Those looking for a traveler's notebook, for example, don't necessarily need to use a notebook or a journal. They might instead prefer to use a scroll of parchment that they picked up along the way. This isn't the keenest solution for quick notes, especially since parchment begs the use of ink and quill, but it is arguably the most stylish.
Equally, those who are looking for a parenting journal might, rather than using a journal or notebook, opt to use a big whiteboard upon which they can brainstorm their ideas with a close-knit group of fellow parents who are also struggling with the conception of parenthood.
The choices really are as endless as you can conceive them to be. Notebooks offer total freedom and overall make a great companion for creative endeavors. They are an entirely blank canvas upon which you can write any flights of fancy that you might have, whether this be shopping lists, interesting phrases, outfit ideas, etc.
A journal, on the other hand, is better for those who have more of an idea of what they want to get out of their notebook and, ultimately, themselves. In this way, people are wont to compartmentalize their world into many notebooks, using each individual one to tackle one specific thing.
Though compartmentalizing yourself in this way is not obligatory, considering how wild and unpredictable the world is nowadays, it seems ever more like the easiest option for actually getting through it all in one piece.
If you are looking to discern a notebook or a journal apart from the outside cover, then you are sadly not in luck. Though the physical elements of notebooks and journals rarely differ, there are very minute details that you can look out for that, if ascertained correctly, can help you along on your path.
One such thing that a journal might have that a notebook usually doesn't is a lock and key. Of course, this is very much dependent on how personal the contents of a journal are - very often, a journaler will simply forego the use of such security devices, either because they trust those around them or because they are prepared to deal with the consequences.

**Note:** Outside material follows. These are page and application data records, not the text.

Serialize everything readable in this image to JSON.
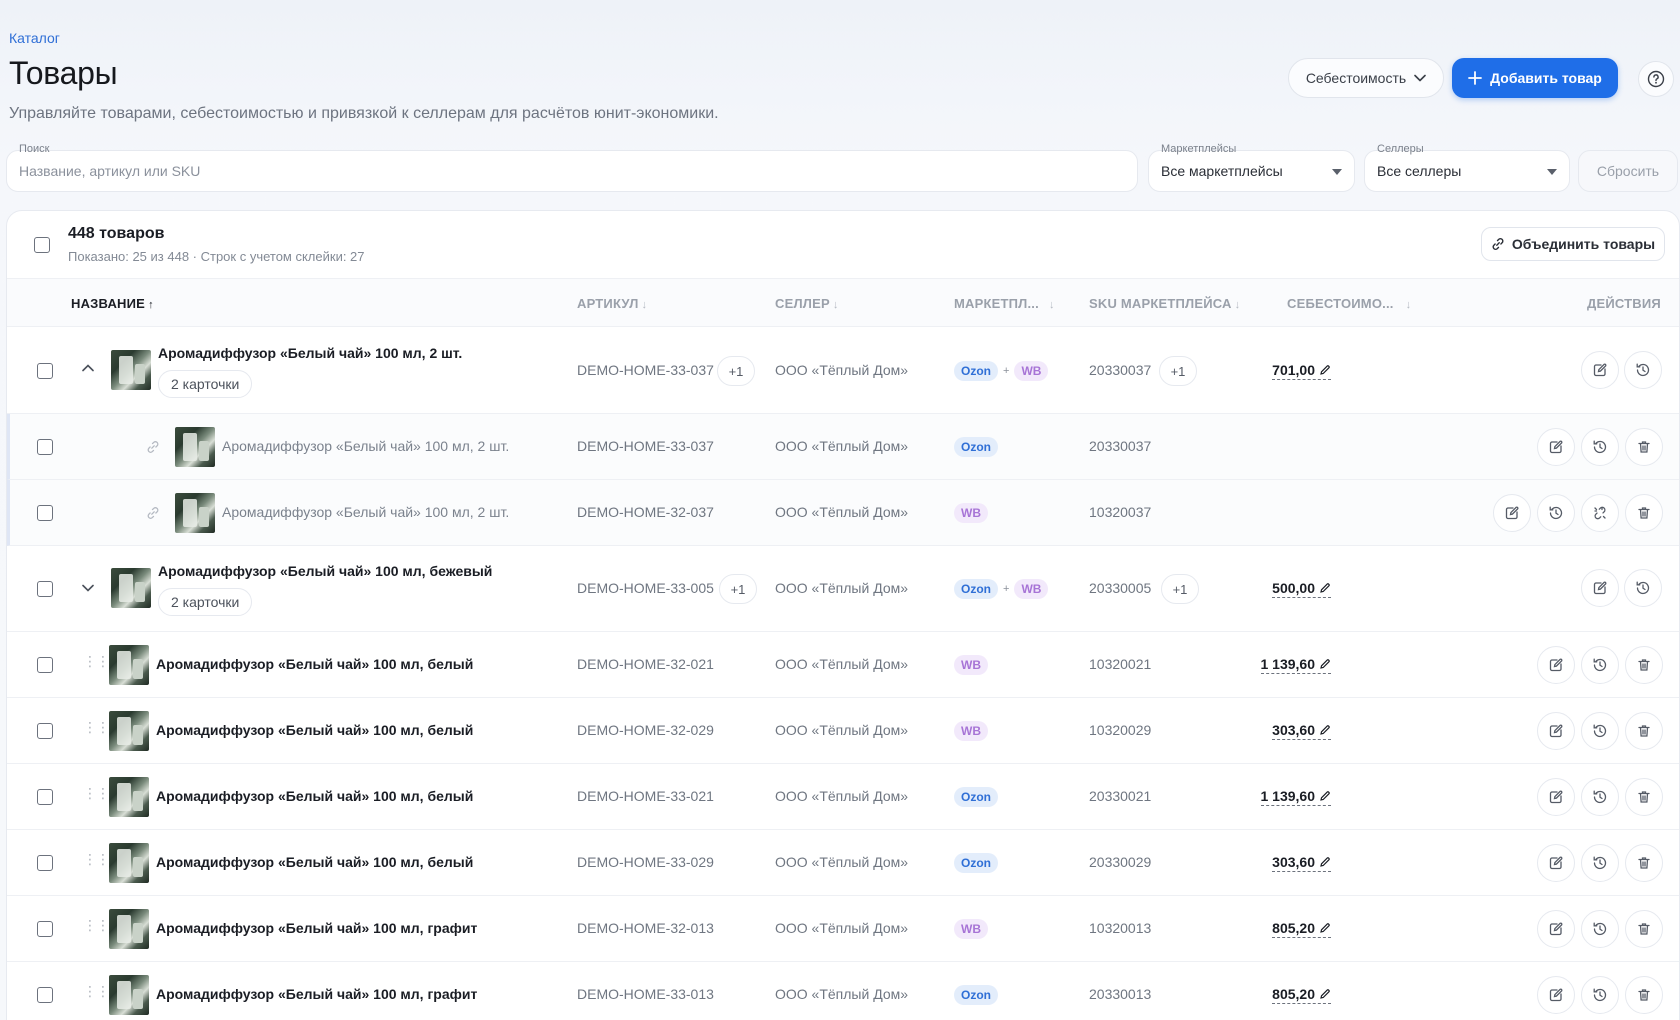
{
  "breadcrumb": "Каталог",
  "page_title": "Товары",
  "subtitle": "Управляйте товарами, себестоимостью и привязкой к селлерам для расчётов юнит-экономики.",
  "header": {
    "cost_dropdown": "Себестоимость",
    "add_button": "Добавить товар"
  },
  "filters": {
    "search_label": "Поиск",
    "search_placeholder": "Название, артикул или SKU",
    "marketplaces_label": "Маркетплейсы",
    "marketplaces_value": "Все маркетплейсы",
    "sellers_label": "Селлеры",
    "sellers_value": "Все селлеры",
    "reset_button": "Сбросить"
  },
  "summary": {
    "count": "448 товаров",
    "shown": "Показано: 25 из 448 · Строк с учетом склейки: 27",
    "merge_button": "Объединить товары"
  },
  "columns": {
    "name": "НАЗВАНИЕ",
    "article": "АРТИКУЛ",
    "seller": "СЕЛЛЕР",
    "marketplace": "МАРКЕТПЛ...",
    "sku": "SKU МАРКЕТПЛЕЙСА",
    "cost": "СЕБЕСТОИМО...",
    "actions": "ДЕЙСТВИЯ"
  },
  "rows": [
    {
      "name": "Аромадиффузор «Белый чай» 100 мл, 2 шт.",
      "chip": "2 карточки",
      "article": "DEMO-HOME-33-037",
      "article_plus": "+1",
      "seller": "ООО «Тёплый Дом»",
      "mp1": "Ozon",
      "mp2": "WB",
      "sku": "20330037",
      "sku_plus": "+1",
      "cost": "701,00"
    },
    {
      "name": "Аромадиффузор «Белый чай» 100 мл, 2 шт.",
      "article": "DEMO-HOME-33-037",
      "seller": "ООО «Тёплый Дом»",
      "mp1": "Ozon",
      "sku": "20330037"
    },
    {
      "name": "Аромадиффузор «Белый чай» 100 мл, 2 шт.",
      "article": "DEMO-HOME-32-037",
      "seller": "ООО «Тёплый Дом»",
      "mp1": "WB",
      "sku": "10320037"
    },
    {
      "name": "Аромадиффузор «Белый чай» 100 мл, бежевый",
      "chip": "2 карточки",
      "article": "DEMO-HOME-33-005",
      "article_plus": "+1",
      "seller": "ООО «Тёплый Дом»",
      "mp1": "Ozon",
      "mp2": "WB",
      "sku": "20330005",
      "sku_plus": "+1",
      "cost": "500,00"
    },
    {
      "name": "Аромадиффузор «Белый чай» 100 мл, белый",
      "article": "DEMO-HOME-32-021",
      "seller": "ООО «Тёплый Дом»",
      "mp1": "WB",
      "sku": "10320021",
      "cost": "1 139,60"
    },
    {
      "name": "Аромадиффузор «Белый чай» 100 мл, белый",
      "article": "DEMO-HOME-32-029",
      "seller": "ООО «Тёплый Дом»",
      "mp1": "WB",
      "sku": "10320029",
      "cost": "303,60"
    },
    {
      "name": "Аромадиффузор «Белый чай» 100 мл, белый",
      "article": "DEMO-HOME-33-021",
      "seller": "ООО «Тёплый Дом»",
      "mp1": "Ozon",
      "sku": "20330021",
      "cost": "1 139,60"
    },
    {
      "name": "Аромадиффузор «Белый чай» 100 мл, белый",
      "article": "DEMO-HOME-33-029",
      "seller": "ООО «Тёплый Дом»",
      "mp1": "Ozon",
      "sku": "20330029",
      "cost": "303,60"
    },
    {
      "name": "Аромадиффузор «Белый чай» 100 мл, графит",
      "article": "DEMO-HOME-32-013",
      "seller": "ООО «Тёплый Дом»",
      "mp1": "WB",
      "sku": "10320013",
      "cost": "805,20"
    },
    {
      "name": "Аромадиффузор «Белый чай» 100 мл, графит",
      "article": "DEMO-HOME-33-013",
      "seller": "ООО «Тёплый Дом»",
      "mp1": "Ozon",
      "sku": "20330013",
      "cost": "805,20"
    }
  ],
  "colors": {
    "accent": "#1f6ee8",
    "ozon": "#2f6fd6",
    "wb": "#a774d6"
  }
}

A journal is a place that has the potential to hold intimate and private details, though, so it's no wonder why at least some journalers find comfort in adding this layer of security to their journals (even if, for the most part, it could be plied apart within a matter of seconds).
On the other hand, a notebook might feature subject dividers, an added detail that journals are often lacking (unless it is a bullet journal or something). This feature is primarily for helping the user to organize the content of their single notebook into different categories so that such a notebook can in effect contain multitudes.
For those who are considering journaling but are put off by the sheer number of journals needed to separately compartmentalize the various aspects of themselves, then this might be a healthy solution. Where you might otherwise need separate journals, here you can contain all of your different journals in one notebook, saving you money and hassle in changing between journals every single time.
So, there you have it! Hopefully, you are now feeling ready and able to start your very own notebook and/or journal!
FAQs Journal vs Notebook
CAN ANY NOTEBOOK BE A JOURNAL?
Technically, yes. Though everyone's definition of notebooks and journals tends to differ, the common guidance is that a journal is simply a notebook with a specific purpose in mind. So, where a notebook is a raw and empty set of sheets of paper brimming with infinite possibilities, a journal is geared toward tackling a specific facet of yourself. In this way, many people are inclined to compartmentalize themselves and their lives within the bound walls of a whole series of different journals, thereby solving the puzzle of themselves, collating their journalistic memoirs, and living to tell the tale!